The Eurozone is on the road to recovery, and it is France and Germany who are in the driving seat.
Figures show a 0.3 percent growth in GDP in the second quarter after an 18 month recession, the longest to date.
Germany posted growth at 0.7 percent, much stronger than predicted and France was not far behind with 0.5 percent growth, boosted largely by the manufacturing sector.
The European Commission hopes the keep up the momentum.
“A sustained recovery is now within reach, but only if we persevere on all fronts of our crisis response: keep up the pace of economic reform, regain control over our debt, both public and private, and build the pillars of a genuine economic and monetary union,” announced Commission spokesperson Chantal Hughes.
But the figures mask the fragmented nature of the recovery. Spain’s GDP fell by 0.1 percent, and Italy and the Netherlands dropped by 0.2 percent.
“Germany is booming, France is doing OK but you’ve got to look southern Europe and they are in real dire straits. So you’ve got this two tier Europe and Germany really controlling the austerity while it’s booming. So I think it’s not the eurozone problems being solved,” explained Head of Trading at ETX Capital, Joe Rundle.
Over in Portugal where belt-tightening measures were part of an international bailout deal, the country posted 1.1 percent growth. Bur it is unclear whether the single currency bloc can sustain growth.

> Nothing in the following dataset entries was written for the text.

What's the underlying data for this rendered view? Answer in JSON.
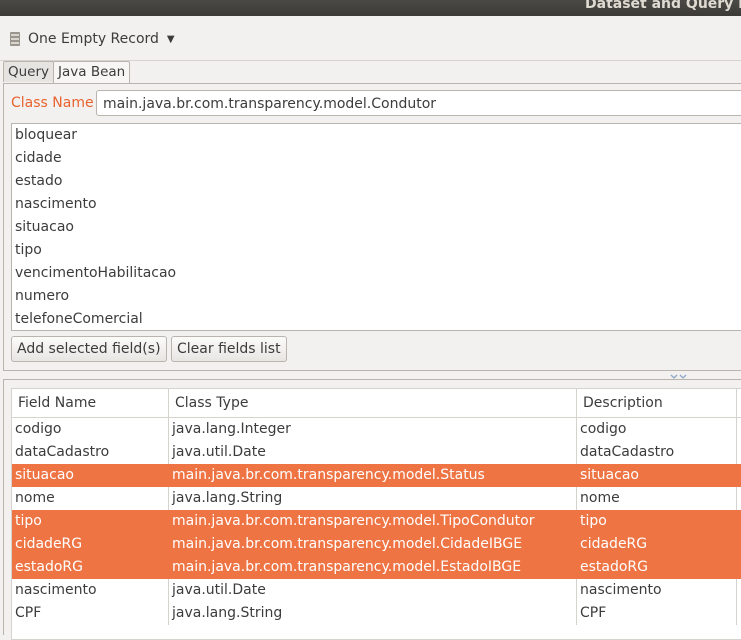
{
  "window": {
    "title": "Dataset and Query Dialog"
  },
  "toolbar": {
    "record_label": "One Empty Record"
  },
  "tabs": [
    {
      "label": "Query",
      "active": false
    },
    {
      "label": "Java Bean",
      "active": true
    }
  ],
  "bean": {
    "class_label": "Class Name",
    "class_value": "main.java.br.com.transparency.model.Condutor",
    "properties": [
      "bloquear",
      "cidade",
      "estado",
      "nascimento",
      "situacao",
      "tipo",
      "vencimentoHabilitacao",
      "numero",
      "telefoneComercial"
    ],
    "add_button": "Add selected field(s)",
    "clear_button": "Clear fields list"
  },
  "fields_table": {
    "columns": [
      "Field Name",
      "Class Type",
      "Description"
    ],
    "rows": [
      {
        "name": "codigo",
        "type": "java.lang.Integer",
        "description": "codigo",
        "selected": false
      },
      {
        "name": "dataCadastro",
        "type": "java.util.Date",
        "description": "dataCadastro",
        "selected": false
      },
      {
        "name": "situacao",
        "type": "main.java.br.com.transparency.model.Status",
        "description": "situacao",
        "selected": true
      },
      {
        "name": "nome",
        "type": "java.lang.String",
        "description": "nome",
        "selected": false
      },
      {
        "name": "tipo",
        "type": "main.java.br.com.transparency.model.TipoCondutor",
        "description": "tipo",
        "selected": true
      },
      {
        "name": "cidadeRG",
        "type": "main.java.br.com.transparency.model.CidadeIBGE",
        "description": "cidadeRG",
        "selected": true
      },
      {
        "name": "estadoRG",
        "type": "main.java.br.com.transparency.model.EstadoIBGE",
        "description": "estadoRG",
        "selected": true
      },
      {
        "name": "nascimento",
        "type": "java.util.Date",
        "description": "nascimento",
        "selected": false
      },
      {
        "name": "CPF",
        "type": "java.lang.String",
        "description": "CPF",
        "selected": false
      }
    ]
  },
  "colors": {
    "accent": "#e9632e",
    "selection": "#ee7444",
    "titlebar": "#3c3b37"
  },
  "icons": {
    "record": "database-icon",
    "dropdown": "caret-down-icon",
    "splitter": "splitter-handle-icon"
  }
}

Brussels fears a jobless recovery, where companies put off hiring to keep costs down, which could lead to another slump.